  3. #13
    I would not consider them stronger than one another per say, but it depends on the context and character's voice. Personally, I think of "elated" as an independent feeling of happiness. I think of "delighted" as a feeling you get from an event or someone doing/saying something.

  4. #14
    Quote Originally Posted by luckyscars View Post
    'Elated' is a word absolutely no normal human being on Planet Earth uses other than a minor coalition consisting of extremely upper-class British women, reformed junkies, Christian rock lyricists and sarcastic American tweens.

    Delighted isn't much better. That one has a slightly broader coalition, chiefly consisting of octogenarian theater critics, jewelry salesmen, and the citizens of letters to the Sunday Times mailed in by the beaming uncles of Tunbridge Well

    Basically, these aren't words normal people use. Why not stick with boring words like 'happy'? Don't reach for the thesaurus.

    Oh dear...
    A man in possession of a wooden spoon must be in want of a pot to stir.

  5. #15
    To be serious, both delighted and elated are reactive emotions, happy is an emotional state, they are not the same thing. Delight is reaction to a surprise, elation is a lifting of the soul, the el prefix tells you that.
    A man in possession of a wooden spoon must be in want of a pot to stir.

  6. #16
    Never in my life did I expect someone to claim that any variation of the word “delight” is pretentious or uncommon.

    Everyone knows what “elation” means. “Elated” is slightly less common but still clearly understandable by the average person.

  7. #17
    Never use these two words much, but "elated" sounds like someone having spirits so high they've turned into a sun ray, while "delighted" makes someone sound pleased.

    "Delighted" also sounds very posh for me, tea and monocle included.

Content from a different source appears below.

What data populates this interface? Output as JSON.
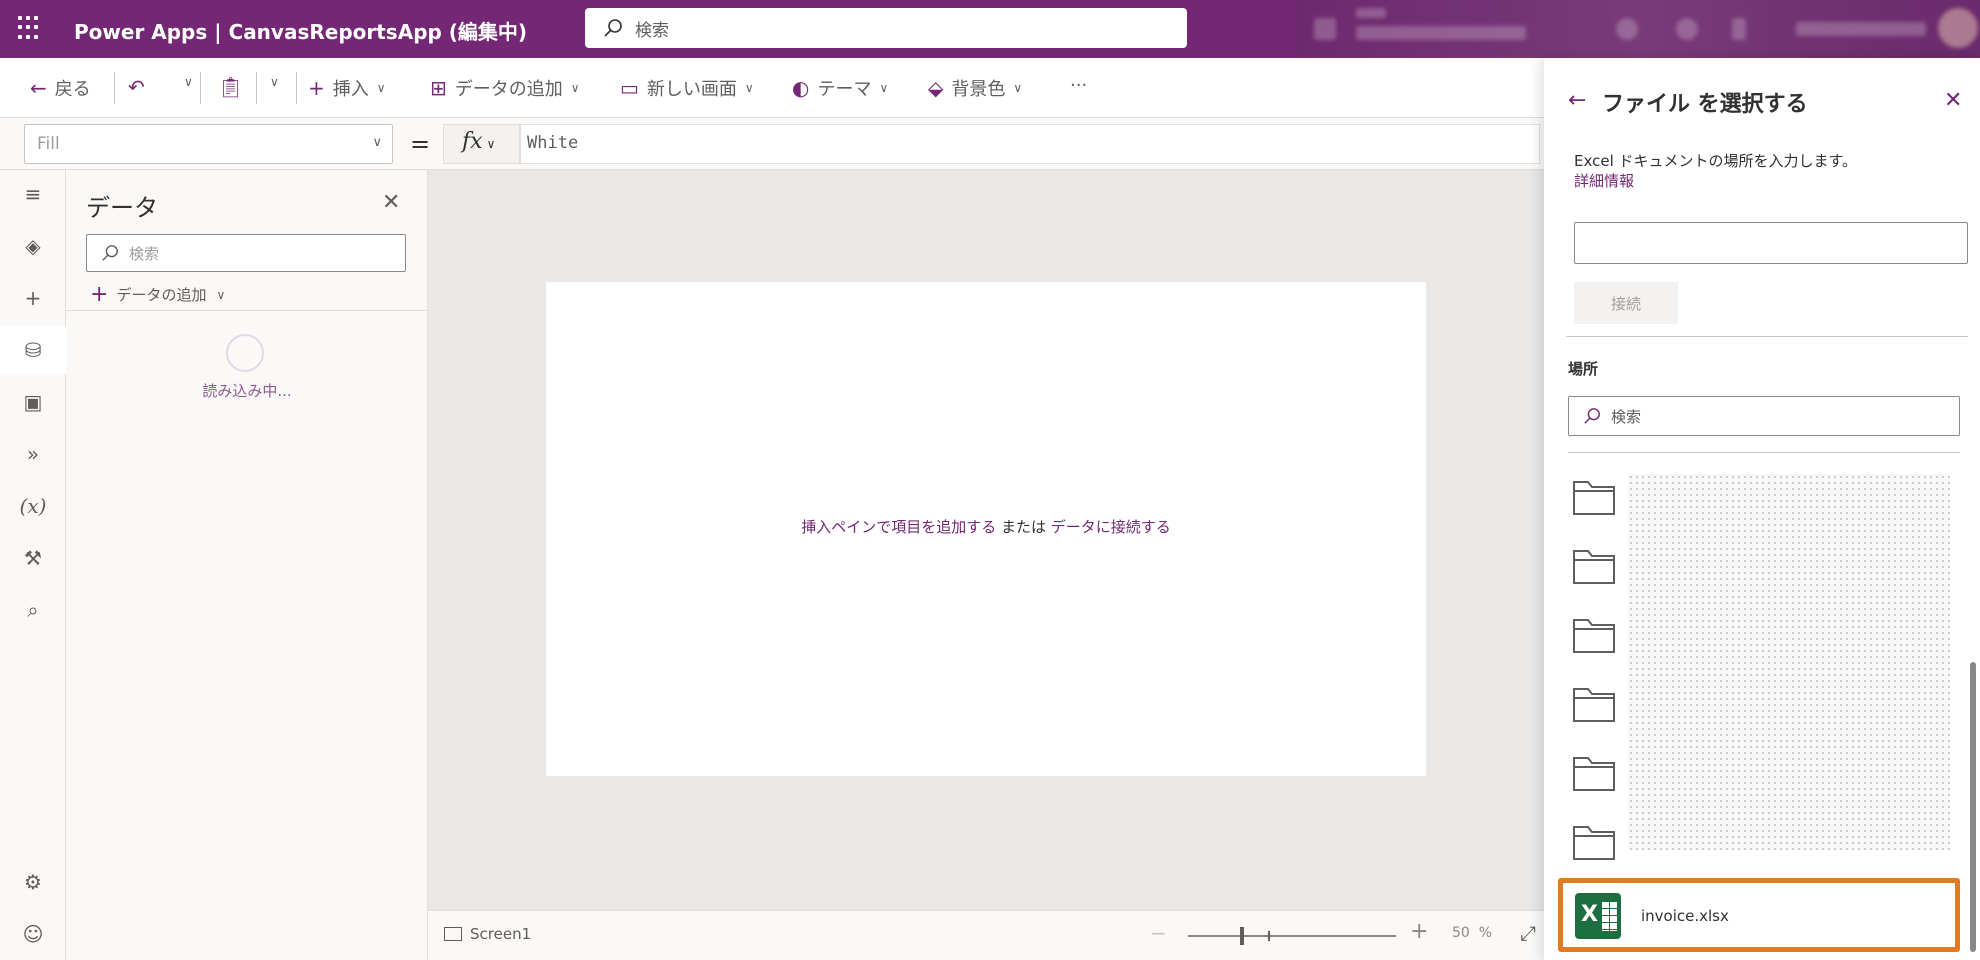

  8. #18
    Quote Originally Posted by estranguerro View Post
    Never use these two words much, but "elated" sounds like someone having spirits so high they've turned into a sun ray, while "delighted" makes someone sound pleased.

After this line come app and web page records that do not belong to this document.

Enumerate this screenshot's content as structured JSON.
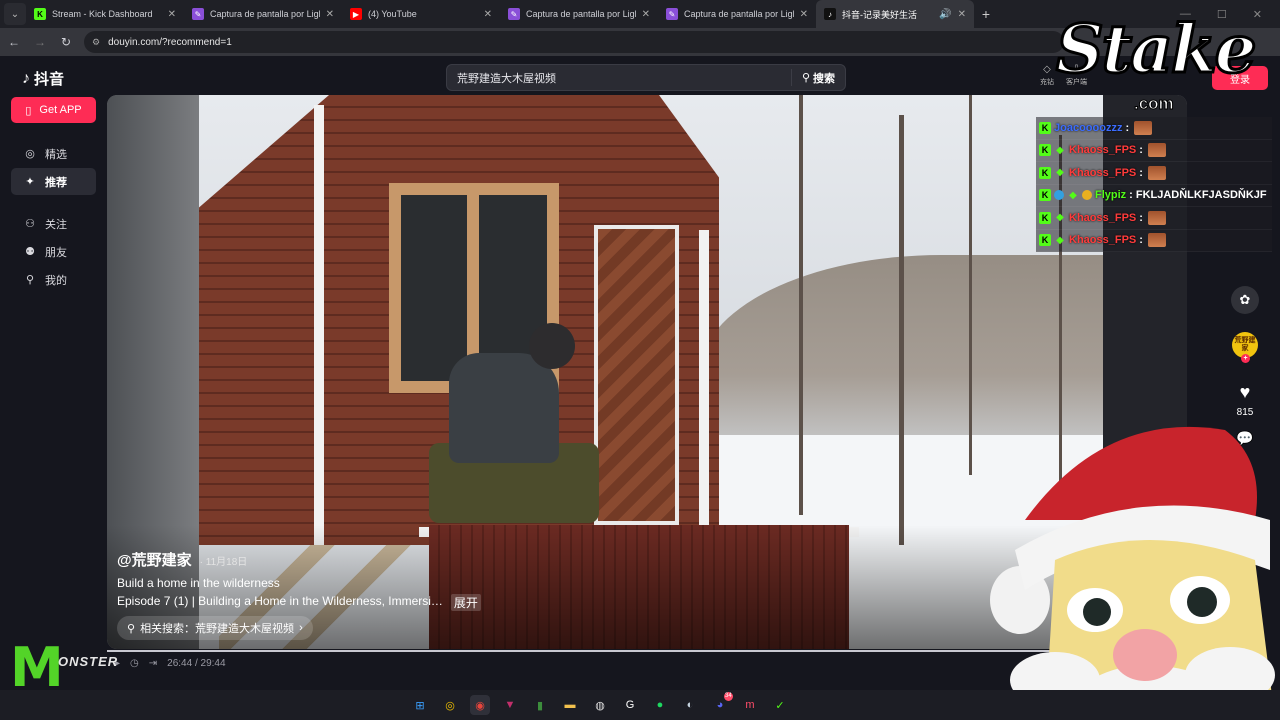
{
  "browser": {
    "tabs": [
      {
        "title": "Stream - Kick Dashboard",
        "icon": "kick-icon",
        "color": "#53fc18",
        "glyph": "K",
        "active": false
      },
      {
        "title": "Captura de pantalla por Lightsh",
        "icon": "lightshot-icon",
        "color": "#8a4fd8",
        "glyph": "✎",
        "active": false
      },
      {
        "title": "(4) YouTube",
        "icon": "youtube-icon",
        "color": "#ff0000",
        "glyph": "▶",
        "active": false
      },
      {
        "title": "Captura de pantalla por Lightsh",
        "icon": "lightshot-icon",
        "color": "#8a4fd8",
        "glyph": "✎",
        "active": false
      },
      {
        "title": "Captura de pantalla por Lightsh",
        "icon": "lightshot-icon",
        "color": "#8a4fd8",
        "glyph": "✎",
        "active": false
      },
      {
        "title": "抖音-记录美好生活",
        "icon": "tiktok-icon",
        "color": "#111111",
        "glyph": "♪",
        "active": true
      }
    ],
    "new_tab": "+",
    "url": "douyin.com/?recommend=1"
  },
  "douyin": {
    "logo_text": "抖音",
    "search_value": "荒野建造大木屋视频",
    "search_button": "搜索",
    "get_app": "Get APP",
    "nav": [
      {
        "label": "精选",
        "icon": "compass-icon",
        "glyph": "◎",
        "active": false
      },
      {
        "label": "推荐",
        "icon": "sparkle-icon",
        "glyph": "✦",
        "active": true
      },
      {
        "label": "关注",
        "icon": "follow-icon",
        "glyph": "⚇",
        "active": false
      },
      {
        "label": "朋友",
        "icon": "friends-icon",
        "glyph": "⚉",
        "active": false
      },
      {
        "label": "我的",
        "icon": "profile-icon",
        "glyph": "⚲",
        "active": false
      }
    ],
    "top_right": [
      {
        "label": "充钻",
        "glyph": "◇"
      },
      {
        "label": "客户端",
        "glyph": "⇩"
      }
    ],
    "login": "登录"
  },
  "video": {
    "author": "@荒野建家",
    "date": "11月18日",
    "desc_line1": "Build a home in the wilderness",
    "desc_line2": "Episode 7 (1) | Building a Home in the Wilderness, Immersi…",
    "expand": "展开",
    "related": "相关搜索：荒野建造大木屋视频",
    "avatar_text": "荒野建家",
    "likes": "815",
    "time": "26:44 / 29:44",
    "progress": 0.899
  },
  "chat": [
    {
      "user": "Joacoooozzz",
      "color": "#3b6cff",
      "badges": [
        "k"
      ],
      "msg": ""
    },
    {
      "user": "Khaoss_FPS",
      "color": "#ff3b3b",
      "badges": [
        "k",
        "g"
      ],
      "msg": ""
    },
    {
      "user": "Khaoss_FPS",
      "color": "#ff3b3b",
      "badges": [
        "k",
        "g"
      ],
      "msg": ""
    },
    {
      "user": "Flypiz",
      "color": "#53fc18",
      "badges": [
        "k",
        "o",
        "g",
        "c"
      ],
      "msg": "FKLJADŇLKFJASDŇKJF"
    },
    {
      "user": "Khaoss_FPS",
      "color": "#ff3b3b",
      "badges": [
        "k",
        "g"
      ],
      "msg": ""
    },
    {
      "user": "Khaoss_FPS",
      "color": "#ff3b3b",
      "badges": [
        "k",
        "g"
      ],
      "msg": ""
    }
  ],
  "overlay": {
    "stake_word": "Stake",
    "stake_com": ".com",
    "monster_text": "ONSTER"
  },
  "taskbar": [
    {
      "name": "windows-start-icon",
      "glyph": "⊞",
      "color": "#3aa0ff"
    },
    {
      "name": "norton-icon",
      "glyph": "◎",
      "color": "#f3c300"
    },
    {
      "name": "chrome-icon",
      "glyph": "◉",
      "color": "#e8453c",
      "active": true
    },
    {
      "name": "vegas-icon",
      "glyph": "▼",
      "color": "#c22f6b"
    },
    {
      "name": "bookmark-app-icon",
      "glyph": "▮",
      "color": "#3c8d3c"
    },
    {
      "name": "file-explorer-icon",
      "glyph": "▬",
      "color": "#f2c14e"
    },
    {
      "name": "obs-icon",
      "glyph": "◍",
      "color": "#dddddd"
    },
    {
      "name": "gg-icon",
      "glyph": "G",
      "color": "#ffffff"
    },
    {
      "name": "spotify-icon",
      "glyph": "●",
      "color": "#1ed760"
    },
    {
      "name": "steam-icon",
      "glyph": "◐",
      "color": "#c7d5e0"
    },
    {
      "name": "discord-icon",
      "glyph": "◕",
      "color": "#5865f2",
      "badge": "34"
    },
    {
      "name": "messenger-app-icon",
      "glyph": "m",
      "color": "#ff4d6a"
    },
    {
      "name": "kick-app-icon",
      "glyph": "✓",
      "color": "#53fc18"
    }
  ]
}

    "Delighted" also sounds very posh for me, tea and monocle included.
    I'm from the UK and definitely have heard delighted used before, but not very often. I think I have probably heard 'chuffed' or 'pleased' more. I mean 'happy' is the obvious word, but I'd probably find that boring to use in a story and would want to find an alternative.

  9. #19
    Member
    Join Date
    Jan 2018
    Location
    Attic
    Posts
    223
    Blog Entries
    8
    I’m disturbed by comments disparaging everyday usage of elation, elated, delight, delightful. I’d use three of the four, at least, in a quasi-medical sense, describing simple behaviours of service users. I believe critics of this language have spent many hours watching many Star Wars films and deserve sympathy.

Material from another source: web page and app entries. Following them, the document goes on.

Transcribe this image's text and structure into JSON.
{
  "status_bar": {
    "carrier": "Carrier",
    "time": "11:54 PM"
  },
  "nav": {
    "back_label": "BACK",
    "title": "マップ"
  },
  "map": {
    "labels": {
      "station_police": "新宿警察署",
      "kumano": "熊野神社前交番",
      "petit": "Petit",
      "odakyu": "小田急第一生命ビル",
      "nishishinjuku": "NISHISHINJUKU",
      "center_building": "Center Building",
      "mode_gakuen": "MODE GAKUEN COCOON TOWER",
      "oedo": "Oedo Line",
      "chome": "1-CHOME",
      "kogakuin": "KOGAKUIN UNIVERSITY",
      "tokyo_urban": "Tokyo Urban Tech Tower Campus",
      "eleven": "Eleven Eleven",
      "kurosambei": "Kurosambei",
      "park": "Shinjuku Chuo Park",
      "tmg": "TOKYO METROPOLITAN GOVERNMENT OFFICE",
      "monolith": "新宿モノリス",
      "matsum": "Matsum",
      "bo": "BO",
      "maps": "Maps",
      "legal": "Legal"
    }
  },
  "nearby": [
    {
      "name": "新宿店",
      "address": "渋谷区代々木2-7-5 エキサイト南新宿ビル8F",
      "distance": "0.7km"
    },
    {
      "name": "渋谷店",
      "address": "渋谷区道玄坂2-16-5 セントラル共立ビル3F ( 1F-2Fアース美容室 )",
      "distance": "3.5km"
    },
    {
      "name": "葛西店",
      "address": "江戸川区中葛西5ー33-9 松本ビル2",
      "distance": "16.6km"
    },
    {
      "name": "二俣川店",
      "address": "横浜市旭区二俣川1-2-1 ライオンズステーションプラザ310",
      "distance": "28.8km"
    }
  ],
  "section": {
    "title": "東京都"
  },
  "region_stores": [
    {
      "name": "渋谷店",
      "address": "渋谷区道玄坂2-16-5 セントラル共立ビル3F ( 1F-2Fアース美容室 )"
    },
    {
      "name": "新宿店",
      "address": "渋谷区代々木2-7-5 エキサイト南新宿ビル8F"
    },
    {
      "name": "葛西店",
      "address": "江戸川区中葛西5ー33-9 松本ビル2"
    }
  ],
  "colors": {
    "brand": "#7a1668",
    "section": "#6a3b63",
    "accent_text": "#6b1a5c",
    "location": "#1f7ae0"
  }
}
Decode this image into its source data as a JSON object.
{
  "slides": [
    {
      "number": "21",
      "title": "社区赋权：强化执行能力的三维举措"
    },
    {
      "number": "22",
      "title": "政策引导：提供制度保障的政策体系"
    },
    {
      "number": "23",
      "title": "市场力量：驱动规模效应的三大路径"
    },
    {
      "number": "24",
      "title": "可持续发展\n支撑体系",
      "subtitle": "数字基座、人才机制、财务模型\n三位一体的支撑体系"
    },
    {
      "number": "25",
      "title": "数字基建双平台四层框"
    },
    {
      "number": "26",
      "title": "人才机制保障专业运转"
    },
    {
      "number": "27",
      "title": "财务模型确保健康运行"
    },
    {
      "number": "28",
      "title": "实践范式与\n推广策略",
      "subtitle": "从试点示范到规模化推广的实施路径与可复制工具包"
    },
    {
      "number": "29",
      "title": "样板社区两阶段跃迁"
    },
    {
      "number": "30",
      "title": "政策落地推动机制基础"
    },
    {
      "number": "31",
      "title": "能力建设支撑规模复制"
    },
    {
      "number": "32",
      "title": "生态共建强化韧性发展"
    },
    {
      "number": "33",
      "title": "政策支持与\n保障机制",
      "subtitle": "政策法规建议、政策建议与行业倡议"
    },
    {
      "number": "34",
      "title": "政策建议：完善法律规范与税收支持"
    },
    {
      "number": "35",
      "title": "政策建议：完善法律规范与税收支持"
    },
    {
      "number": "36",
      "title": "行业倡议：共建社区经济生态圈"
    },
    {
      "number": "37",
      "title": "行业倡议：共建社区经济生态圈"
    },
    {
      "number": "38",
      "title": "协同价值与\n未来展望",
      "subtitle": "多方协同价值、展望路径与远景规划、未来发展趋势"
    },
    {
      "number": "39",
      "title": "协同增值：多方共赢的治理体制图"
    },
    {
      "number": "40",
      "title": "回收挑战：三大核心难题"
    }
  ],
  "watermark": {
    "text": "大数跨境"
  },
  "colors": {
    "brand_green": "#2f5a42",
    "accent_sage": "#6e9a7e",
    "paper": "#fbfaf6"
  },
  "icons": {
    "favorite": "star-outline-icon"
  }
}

  10. #20
    Member
    Join Date
    Jan 2018
    Location
    Attic
    Posts
    223
    Blog Entries
    8
    Yes

    I saw John and he was delighted to receive his present.
    Almost the greatest elation, a train set.

    ...

    No

    ’i’m so bloody chuffed,’ said Timothy Peg-Rupert after scoring his try at Twickers.

Page 2 of 3 FirstFirst 123 LastLast

Bookmarks

Posting Permissions

  • You may not post new threads
  • You may not post replies
  • You may not post attachments
  • You may not edit your posts
  •  
This website uses cookies
We use cookies to store session information to facilitate remembering your login information, to allow you to save website preferences, to personalise content and ads, to provide social media features and to analyse our traffic. We also share information about your use of our site with our social media, advertising and analytics partners.